--- TASK DETAILS ---
Copy the records below exactly. Include all of them.

BEGIN

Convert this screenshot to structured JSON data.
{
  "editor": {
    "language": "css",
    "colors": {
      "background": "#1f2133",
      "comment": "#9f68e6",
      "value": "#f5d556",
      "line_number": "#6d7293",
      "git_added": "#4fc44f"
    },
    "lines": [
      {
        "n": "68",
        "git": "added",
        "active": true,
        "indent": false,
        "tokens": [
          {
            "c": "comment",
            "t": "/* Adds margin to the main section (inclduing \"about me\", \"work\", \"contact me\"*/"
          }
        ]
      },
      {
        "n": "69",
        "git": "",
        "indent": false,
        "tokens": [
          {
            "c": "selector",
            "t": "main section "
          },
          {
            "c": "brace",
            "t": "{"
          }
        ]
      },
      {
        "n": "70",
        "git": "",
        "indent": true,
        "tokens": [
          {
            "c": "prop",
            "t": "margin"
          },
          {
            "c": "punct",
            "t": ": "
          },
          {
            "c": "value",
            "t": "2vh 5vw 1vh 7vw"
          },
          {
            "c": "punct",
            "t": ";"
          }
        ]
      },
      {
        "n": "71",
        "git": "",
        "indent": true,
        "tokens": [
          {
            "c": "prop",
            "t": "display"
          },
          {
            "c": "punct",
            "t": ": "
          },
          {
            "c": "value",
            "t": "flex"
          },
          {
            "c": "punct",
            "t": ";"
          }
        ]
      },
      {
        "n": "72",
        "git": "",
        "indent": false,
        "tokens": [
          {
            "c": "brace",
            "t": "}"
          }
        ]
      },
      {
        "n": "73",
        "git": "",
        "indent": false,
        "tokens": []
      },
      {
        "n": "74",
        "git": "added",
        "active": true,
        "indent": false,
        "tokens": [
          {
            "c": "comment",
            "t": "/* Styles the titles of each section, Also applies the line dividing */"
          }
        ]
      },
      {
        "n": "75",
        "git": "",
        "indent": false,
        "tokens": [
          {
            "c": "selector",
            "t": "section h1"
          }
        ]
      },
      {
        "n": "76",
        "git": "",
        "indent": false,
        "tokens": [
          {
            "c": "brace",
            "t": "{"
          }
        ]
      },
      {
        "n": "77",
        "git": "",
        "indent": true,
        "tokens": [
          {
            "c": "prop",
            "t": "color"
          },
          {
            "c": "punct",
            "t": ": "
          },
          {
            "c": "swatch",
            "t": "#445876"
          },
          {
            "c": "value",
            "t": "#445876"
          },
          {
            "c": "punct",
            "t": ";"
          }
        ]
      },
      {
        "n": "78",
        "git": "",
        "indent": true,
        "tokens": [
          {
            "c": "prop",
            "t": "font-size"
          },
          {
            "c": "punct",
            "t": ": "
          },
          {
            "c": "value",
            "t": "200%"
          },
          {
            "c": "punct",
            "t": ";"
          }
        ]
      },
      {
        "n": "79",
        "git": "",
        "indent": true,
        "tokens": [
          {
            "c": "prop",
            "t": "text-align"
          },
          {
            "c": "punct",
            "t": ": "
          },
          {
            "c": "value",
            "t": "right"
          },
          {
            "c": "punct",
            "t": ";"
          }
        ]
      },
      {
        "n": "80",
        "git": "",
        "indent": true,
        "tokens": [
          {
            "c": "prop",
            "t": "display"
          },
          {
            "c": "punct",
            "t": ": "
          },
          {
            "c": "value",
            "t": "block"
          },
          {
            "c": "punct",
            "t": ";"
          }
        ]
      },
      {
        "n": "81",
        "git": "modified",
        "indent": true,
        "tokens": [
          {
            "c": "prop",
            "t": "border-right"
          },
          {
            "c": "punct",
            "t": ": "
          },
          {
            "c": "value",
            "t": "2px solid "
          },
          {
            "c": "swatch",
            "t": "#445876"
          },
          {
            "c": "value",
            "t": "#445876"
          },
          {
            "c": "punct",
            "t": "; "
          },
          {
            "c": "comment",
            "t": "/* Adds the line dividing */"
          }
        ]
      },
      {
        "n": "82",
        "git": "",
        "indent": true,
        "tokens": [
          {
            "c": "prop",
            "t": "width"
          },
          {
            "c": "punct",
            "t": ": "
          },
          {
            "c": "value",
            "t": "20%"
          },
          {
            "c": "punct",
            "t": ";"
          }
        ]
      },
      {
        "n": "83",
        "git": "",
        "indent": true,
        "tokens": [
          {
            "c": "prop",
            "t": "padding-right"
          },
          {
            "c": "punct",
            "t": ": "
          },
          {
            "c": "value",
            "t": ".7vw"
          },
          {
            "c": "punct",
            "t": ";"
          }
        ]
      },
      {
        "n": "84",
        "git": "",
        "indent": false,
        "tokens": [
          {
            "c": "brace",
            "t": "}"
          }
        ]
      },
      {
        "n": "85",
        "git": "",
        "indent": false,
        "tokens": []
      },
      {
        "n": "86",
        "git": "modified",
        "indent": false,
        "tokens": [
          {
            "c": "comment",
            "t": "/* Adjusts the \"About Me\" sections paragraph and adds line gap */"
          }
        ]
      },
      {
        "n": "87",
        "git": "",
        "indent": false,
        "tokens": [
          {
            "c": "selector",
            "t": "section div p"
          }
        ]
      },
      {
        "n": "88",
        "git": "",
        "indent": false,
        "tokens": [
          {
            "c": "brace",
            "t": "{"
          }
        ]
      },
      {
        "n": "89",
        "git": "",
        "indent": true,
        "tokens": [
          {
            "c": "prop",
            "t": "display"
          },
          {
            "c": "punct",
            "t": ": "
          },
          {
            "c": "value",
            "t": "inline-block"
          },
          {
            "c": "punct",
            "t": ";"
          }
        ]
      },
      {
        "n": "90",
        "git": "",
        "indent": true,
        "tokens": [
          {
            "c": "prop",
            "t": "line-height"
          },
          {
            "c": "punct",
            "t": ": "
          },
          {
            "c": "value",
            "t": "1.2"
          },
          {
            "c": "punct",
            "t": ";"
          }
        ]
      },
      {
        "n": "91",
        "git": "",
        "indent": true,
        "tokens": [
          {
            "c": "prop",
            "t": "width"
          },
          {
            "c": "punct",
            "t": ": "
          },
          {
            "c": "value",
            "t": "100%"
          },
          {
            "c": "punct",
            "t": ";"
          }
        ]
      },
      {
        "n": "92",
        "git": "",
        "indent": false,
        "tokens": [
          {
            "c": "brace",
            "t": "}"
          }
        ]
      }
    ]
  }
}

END

--- OUTPUT OF THE EXERCISE ---
Convert this screenshot to structured JSON data.
{
  "editor": {
    "language": "css",
    "colors": {
      "background": "#1f2133",
      "comment": "#9f68e6",
      "value": "#f5d556",
      "line_number": "#6d7293",
      "git_added": "#4fc44f"
    },
    "lines": [
      {
        "n": "68",
        "git": "added",
        "active": true,
        "indent": false,
        "tokens": [
          {
            "c": "comment",
            "t": "/* Adds margin to the main section (inclduing \"about me\", \"work\", \"contact me\"*/"
          }
        ]
      },
      {
        "n": "69",
        "git": "",
        "indent": false,
        "tokens": [
          {
            "c": "selector",
            "t": "main section "
          },
          {
            "c": "brace",
            "t": "{"
          }
        ]
      },
      {
        "n": "70",
        "git": "",
        "indent": true,
        "tokens": [
          {
            "c": "prop",
            "t": "margin"
          },
          {
            "c": "punct",
            "t": ": "
          },
          {
            "c": "value",
            "t": "2vh 5vw 1vh 7vw"
          },
          {
            "c": "punct",
            "t": ";"
          }
        ]
      },
      {
        "n": "71",
        "git": "",
        "indent": true,
        "tokens": [
          {
            "c": "prop",
            "t": "display"
          },
          {
            "c": "punct",
            "t": ": "
          },
          {
            "c": "value",
            "t": "flex"
          },
          {
            "c": "punct",
            "t": ";"
          }
        ]
      },
      {
        "n": "72",
        "git": "",
        "indent": false,
        "tokens": [
          {
            "c": "brace",
            "t": "}"
          }
        ]
      },
      {
        "n": "73",
        "git": "",
        "indent": false,
        "tokens": []
      },
      {
        "n": "74",
        "git": "added",
        "active": true,
        "indent": false,
        "tokens": [
          {
            "c": "comment",
            "t": "/* Styles the titles of each section, Also applies the line dividing */"
          }
        ]
      },
      {
        "n": "75",
        "git": "",
        "indent": false,
        "tokens": [
          {
            "c": "selector",
            "t": "section h1"
          }
        ]
      },
      {
        "n": "76",
        "git": "",
        "indent": false,
        "tokens": [
          {
            "c": "brace",
            "t": "{"
          }
        ]
      },
      {
        "n": "77",
        "git": "",
        "indent": true,
        "tokens": [
          {
            "c": "prop",
            "t": "color"
          },
          {
            "c": "punct",
            "t": ": "
          },
          {
            "c": "swatch",
            "t": "#445876"
          },
          {
            "c": "value",
            "t": "#445876"
          },
          {
            "c": "punct",
            "t": ";"
          }
        ]
      },
      {
        "n": "78",
        "git": "",
        "indent": true,
        "tokens": [
          {
            "c": "prop",
            "t": "font-size"
          },
          {
            "c": "punct",
            "t": ": "
          },
          {
            "c": "value",
            "t": "200%"
          },
          {
            "c": "punct",
            "t": ";"
          }
        ]
      },
      {
        "n": "79",
        "git": "",
        "indent": true,
        "tokens": [
          {
            "c": "prop",
            "t": "text-align"
          },
          {
            "c": "punct",
            "t": ": "
          },
          {
            "c": "value",
            "t": "right"
          },
          {
            "c": "punct",
            "t": ";"
          }
        ]
      },
      {
        "n": "80",
        "git": "",
        "indent": true,
        "tokens": [
          {
            "c": "prop",
            "t": "display"
          },
          {
            "c": "punct",
            "t": ": "
          },
          {
            "c": "value",
            "t": "block"
          },
          {
            "c": "punct",
            "t": ";"
          }
        ]
      },
      {
        "n": "81",
        "git": "modified",
        "indent": true,
        "tokens": [
          {
            "c": "prop",
            "t": "border-right"
          },
          {
            "c": "punct",
            "t": ": "
          },
          {
            "c": "value",
            "t": "2px solid "
          },
          {
            "c": "swatch",
            "t": "#445876"
          },
          {
            "c": "value",
            "t": "#445876"
          },
          {
            "c": "punct",
            "t": "; "
          },
          {
            "c": "comment",
            "t": "/* Adds the line dividing */"
          }
        ]
      },
      {
        "n": "82",
        "git": "",
        "indent": true,
        "tokens": [
          {
            "c": "prop",
            "t": "width"
          },
          {
            "c": "punct",
            "t": ": "
          },
          {
            "c": "value",
            "t": "20%"
          },
          {
            "c": "punct",
            "t": ";"
          }
        ]
      },
      {
        "n": "83",
        "git": "",
        "indent": true,
        "tokens": [
          {
            "c": "prop",
            "t": "padding-right"
          },
          {
            "c": "punct",
            "t": ": "
          },
          {
            "c": "value",
            "t": ".7vw"
          },
          {
            "c": "punct",
            "t": ";"
          }
        ]
      },
      {
        "n": "84",
        "git": "",
        "indent": false,
        "tokens": [
          {
            "c": "brace",
            "t": "}"
          }
        ]
      },
      {
        "n": "85",
        "git": "",
        "indent": false,
        "tokens": []
      },
      {
        "n": "86",
        "git": "modified",
        "indent": false,
        "tokens": [
          {
            "c": "comment",
            "t": "/* Adjusts the \"About Me\" sections paragraph and adds line gap */"
          }
        ]
      },
      {
        "n": "87",
        "git": "",
        "indent": false,
        "tokens": [
          {
            "c": "selector",
            "t": "section div p"
          }
        ]
      },
      {
        "n": "88",
        "git": "",
        "indent": false,
        "tokens": [
          {
            "c": "brace",
            "t": "{"
          }
        ]
      },
      {
        "n": "89",
        "git": "",
        "indent": true,
        "tokens": [
          {
            "c": "prop",
            "t": "display"
          },
          {
            "c": "punct",
            "t": ": "
          },
          {
            "c": "value",
            "t": "inline-block"
          },
          {
            "c": "punct",
            "t": ";"
          }
        ]
      },
      {
        "n": "90",
        "git": "",
        "indent": true,
        "tokens": [
          {
            "c": "prop",
            "t": "line-height"
          },
          {
            "c": "punct",
            "t": ": "
          },
          {
            "c": "value",
            "t": "1.2"
          },
          {
            "c": "punct",
            "t": ";"
          }
        ]
      },
      {
        "n": "91",
        "git": "",
        "indent": true,
        "tokens": [
          {
            "c": "prop",
            "t": "width"
          },
          {
            "c": "punct",
            "t": ": "
          },
          {
            "c": "value",
            "t": "100%"
          },
          {
            "c": "punct",
            "t": ";"
          }
        ]
      },
      {
        "n": "92",
        "git": "",
        "indent": false,
        "tokens": [
          {
            "c": "brace",
            "t": "}"
          }
        ]
      }
    ]
  }
}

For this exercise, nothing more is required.